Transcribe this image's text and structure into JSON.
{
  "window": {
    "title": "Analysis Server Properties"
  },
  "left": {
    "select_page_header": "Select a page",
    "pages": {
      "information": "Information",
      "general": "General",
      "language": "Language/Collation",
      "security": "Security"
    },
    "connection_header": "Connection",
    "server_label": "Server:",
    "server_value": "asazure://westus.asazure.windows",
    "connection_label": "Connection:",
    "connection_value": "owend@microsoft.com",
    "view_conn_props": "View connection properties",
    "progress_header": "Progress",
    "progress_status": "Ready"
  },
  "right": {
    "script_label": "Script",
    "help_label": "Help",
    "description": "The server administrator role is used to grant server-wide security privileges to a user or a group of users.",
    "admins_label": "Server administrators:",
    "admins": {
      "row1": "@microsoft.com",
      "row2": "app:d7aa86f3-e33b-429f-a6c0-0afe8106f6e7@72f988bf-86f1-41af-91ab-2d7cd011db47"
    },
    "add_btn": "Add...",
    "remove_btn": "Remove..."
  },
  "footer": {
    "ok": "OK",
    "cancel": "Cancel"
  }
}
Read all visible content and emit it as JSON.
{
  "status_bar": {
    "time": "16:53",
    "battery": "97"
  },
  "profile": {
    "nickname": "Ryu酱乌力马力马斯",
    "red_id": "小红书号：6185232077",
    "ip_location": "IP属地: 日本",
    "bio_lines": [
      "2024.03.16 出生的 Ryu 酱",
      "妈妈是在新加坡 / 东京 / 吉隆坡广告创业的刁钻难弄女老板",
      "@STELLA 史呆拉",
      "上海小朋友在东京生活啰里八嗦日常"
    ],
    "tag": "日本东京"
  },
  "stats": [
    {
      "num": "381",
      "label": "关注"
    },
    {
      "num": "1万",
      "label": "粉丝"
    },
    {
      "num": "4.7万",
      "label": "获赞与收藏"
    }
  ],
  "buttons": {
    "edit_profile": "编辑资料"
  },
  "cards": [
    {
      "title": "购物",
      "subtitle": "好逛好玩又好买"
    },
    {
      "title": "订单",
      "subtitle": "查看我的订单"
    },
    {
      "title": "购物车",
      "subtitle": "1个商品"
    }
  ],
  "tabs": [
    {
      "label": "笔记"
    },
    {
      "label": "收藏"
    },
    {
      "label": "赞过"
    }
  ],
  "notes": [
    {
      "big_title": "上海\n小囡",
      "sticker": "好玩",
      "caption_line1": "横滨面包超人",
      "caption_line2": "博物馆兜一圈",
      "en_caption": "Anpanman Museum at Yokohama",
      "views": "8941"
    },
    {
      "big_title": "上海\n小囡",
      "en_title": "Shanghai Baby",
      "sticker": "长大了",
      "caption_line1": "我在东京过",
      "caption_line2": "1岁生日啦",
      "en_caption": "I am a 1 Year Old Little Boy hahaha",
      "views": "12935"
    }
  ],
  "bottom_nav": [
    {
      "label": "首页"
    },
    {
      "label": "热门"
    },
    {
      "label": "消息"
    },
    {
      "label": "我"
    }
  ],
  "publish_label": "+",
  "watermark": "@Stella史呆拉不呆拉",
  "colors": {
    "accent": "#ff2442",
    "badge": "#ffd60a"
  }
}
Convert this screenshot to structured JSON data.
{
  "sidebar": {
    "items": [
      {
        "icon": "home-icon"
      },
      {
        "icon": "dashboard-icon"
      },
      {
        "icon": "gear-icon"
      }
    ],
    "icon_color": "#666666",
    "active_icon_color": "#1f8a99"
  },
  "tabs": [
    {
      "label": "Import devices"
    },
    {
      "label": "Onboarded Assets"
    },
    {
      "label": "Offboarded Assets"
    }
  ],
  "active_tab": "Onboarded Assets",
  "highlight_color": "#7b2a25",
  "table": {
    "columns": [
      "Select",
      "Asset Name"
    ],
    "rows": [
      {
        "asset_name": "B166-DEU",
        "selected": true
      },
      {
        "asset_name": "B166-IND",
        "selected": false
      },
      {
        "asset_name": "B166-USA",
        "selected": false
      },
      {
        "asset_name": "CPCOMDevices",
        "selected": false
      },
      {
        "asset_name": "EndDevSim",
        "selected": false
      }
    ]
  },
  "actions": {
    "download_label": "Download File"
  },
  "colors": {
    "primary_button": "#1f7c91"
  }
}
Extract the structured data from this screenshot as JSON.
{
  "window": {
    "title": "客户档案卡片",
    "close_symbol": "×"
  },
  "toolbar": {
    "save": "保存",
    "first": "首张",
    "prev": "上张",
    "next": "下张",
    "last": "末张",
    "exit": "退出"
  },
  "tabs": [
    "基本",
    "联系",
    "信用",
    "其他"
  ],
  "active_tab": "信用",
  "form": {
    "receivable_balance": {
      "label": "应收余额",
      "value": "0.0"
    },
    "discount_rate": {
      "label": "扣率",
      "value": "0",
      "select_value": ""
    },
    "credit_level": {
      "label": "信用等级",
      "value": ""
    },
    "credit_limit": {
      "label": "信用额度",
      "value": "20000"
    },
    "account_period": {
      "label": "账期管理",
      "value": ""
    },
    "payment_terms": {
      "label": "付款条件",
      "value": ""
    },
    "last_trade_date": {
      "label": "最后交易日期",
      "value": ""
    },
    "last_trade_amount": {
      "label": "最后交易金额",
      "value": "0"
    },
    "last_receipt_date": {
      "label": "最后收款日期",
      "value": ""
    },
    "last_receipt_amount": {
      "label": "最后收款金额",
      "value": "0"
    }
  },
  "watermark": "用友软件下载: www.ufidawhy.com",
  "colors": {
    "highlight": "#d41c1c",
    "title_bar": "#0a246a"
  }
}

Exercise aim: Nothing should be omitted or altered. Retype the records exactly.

Expected answer:
Transcribe this image's text and structure into JSON.
{
  "window": {
    "title": "Analysis Server Properties"
  },
  "left": {
    "select_page_header": "Select a page",
    "pages": {
      "information": "Information",
      "general": "General",
      "language": "Language/Collation",
      "security": "Security"
    },
    "connection_header": "Connection",
    "server_label": "Server:",
    "server_value": "asazure://westus.asazure.windows",
    "connection_label": "Connection:",
    "connection_value": "owend@microsoft.com",
    "view_conn_props": "View connection properties",
    "progress_header": "Progress",
    "progress_status": "Ready"
  },
  "right": {
    "script_label": "Script",
    "help_label": "Help",
    "description": "The server administrator role is used to grant server-wide security privileges to a user or a group of users.",
    "admins_label": "Server administrators:",
    "admins": {
      "row1": "@microsoft.com",
      "row2": "app:d7aa86f3-e33b-429f-a6c0-0afe8106f6e7@72f988bf-86f1-41af-91ab-2d7cd011db47"
    },
    "add_btn": "Add...",
    "remove_btn": "Remove..."
  },
  "footer": {
    "ok": "OK",
    "cancel": "Cancel"
  }
}
Read all visible content and emit it as JSON.
{
  "status_bar": {
    "time": "16:53",
    "battery": "97"
  },
  "profile": {
    "nickname": "Ryu酱乌力马力马斯",
    "red_id": "小红书号：6185232077",
    "ip_location": "IP属地: 日本",
    "bio_lines": [
      "2024.03.16 出生的 Ryu 酱",
      "妈妈是在新加坡 / 东京 / 吉隆坡广告创业的刁钻难弄女老板",
      "@STELLA 史呆拉",
      "上海小朋友在东京生活啰里八嗦日常"
    ],
    "tag": "日本东京"
  },
  "stats": [
    {
      "num": "381",
      "label": "关注"
    },
    {
      "num": "1万",
      "label": "粉丝"
    },
    {
      "num": "4.7万",
      "label": "获赞与收藏"
    }
  ],
  "buttons": {
    "edit_profile": "编辑资料"
  },
  "cards": [
    {
      "title": "购物",
      "subtitle": "好逛好玩又好买"
    },
    {
      "title": "订单",
      "subtitle": "查看我的订单"
    },
    {
      "title": "购物车",
      "subtitle": "1个商品"
    }
  ],
  "tabs": [
    {
      "label": "笔记"
    },
    {
      "label": "收藏"
    },
    {
      "label": "赞过"
    }
  ],
  "notes": [
    {
      "big_title": "上海\n小囡",
      "sticker": "好玩",
      "caption_line1": "横滨面包超人",
      "caption_line2": "博物馆兜一圈",
      "en_caption": "Anpanman Museum at Yokohama",
      "views": "8941"
    },
    {
      "big_title": "上海\n小囡",
      "en_title": "Shanghai Baby",
      "sticker": "长大了",
      "caption_line1": "我在东京过",
      "caption_line2": "1岁生日啦",
      "en_caption": "I am a 1 Year Old Little Boy hahaha",
      "views": "12935"
    }
  ],
  "bottom_nav": [
    {
      "label": "首页"
    },
    {
      "label": "热门"
    },
    {
      "label": "消息"
    },
    {
      "label": "我"
    }
  ],
  "publish_label": "+",
  "watermark": "@Stella史呆拉不呆拉",
  "colors": {
    "accent": "#ff2442",
    "badge": "#ffd60a"
  }
}
Convert this screenshot to structured JSON data.
{
  "sidebar": {
    "items": [
      {
        "icon": "home-icon"
      },
      {
        "icon": "dashboard-icon"
      },
      {
        "icon": "gear-icon"
      }
    ],
    "icon_color": "#666666",
    "active_icon_color": "#1f8a99"
  },
  "tabs": [
    {
      "label": "Import devices"
    },
    {
      "label": "Onboarded Assets"
    },
    {
      "label": "Offboarded Assets"
    }
  ],
  "active_tab": "Onboarded Assets",
  "highlight_color": "#7b2a25",
  "table": {
    "columns": [
      "Select",
      "Asset Name"
    ],
    "rows": [
      {
        "asset_name": "B166-DEU",
        "selected": true
      },
      {
        "asset_name": "B166-IND",
        "selected": false
      },
      {
        "asset_name": "B166-USA",
        "selected": false
      },
      {
        "asset_name": "CPCOMDevices",
        "selected": false
      },
      {
        "asset_name": "EndDevSim",
        "selected": false
      }
    ]
  },
  "actions": {
    "download_label": "Download File"
  },
  "colors": {
    "primary_button": "#1f7c91"
  }
}
Extract the structured data from this screenshot as JSON.
{
  "window": {
    "title": "客户档案卡片",
    "close_symbol": "×"
  },
  "toolbar": {
    "save": "保存",
    "first": "首张",
    "prev": "上张",
    "next": "下张",
    "last": "末张",
    "exit": "退出"
  },
  "tabs": [
    "基本",
    "联系",
    "信用",
    "其他"
  ],
  "active_tab": "信用",
  "form": {
    "receivable_balance": {
      "label": "应收余额",
      "value": "0.0"
    },
    "discount_rate": {
      "label": "扣率",
      "value": "0",
      "select_value": ""
    },
    "credit_level": {
      "label": "信用等级",
      "value": ""
    },
    "credit_limit": {
      "label": "信用额度",
      "value": "20000"
    },
    "account_period": {
      "label": "账期管理",
      "value": ""
    },
    "payment_terms": {
      "label": "付款条件",
      "value": ""
    },
    "last_trade_date": {
      "label": "最后交易日期",
      "value": ""
    },
    "last_trade_amount": {
      "label": "最后交易金额",
      "value": "0"
    },
    "last_receipt_date": {
      "label": "最后收款日期",
      "value": ""
    },
    "last_receipt_amount": {
      "label": "最后收款金额",
      "value": "0"
    }
  },
  "watermark": "用友软件下载: www.ufidawhy.com",
  "colors": {
    "highlight": "#d41c1c",
    "title_bar": "#0a246a"
  }
}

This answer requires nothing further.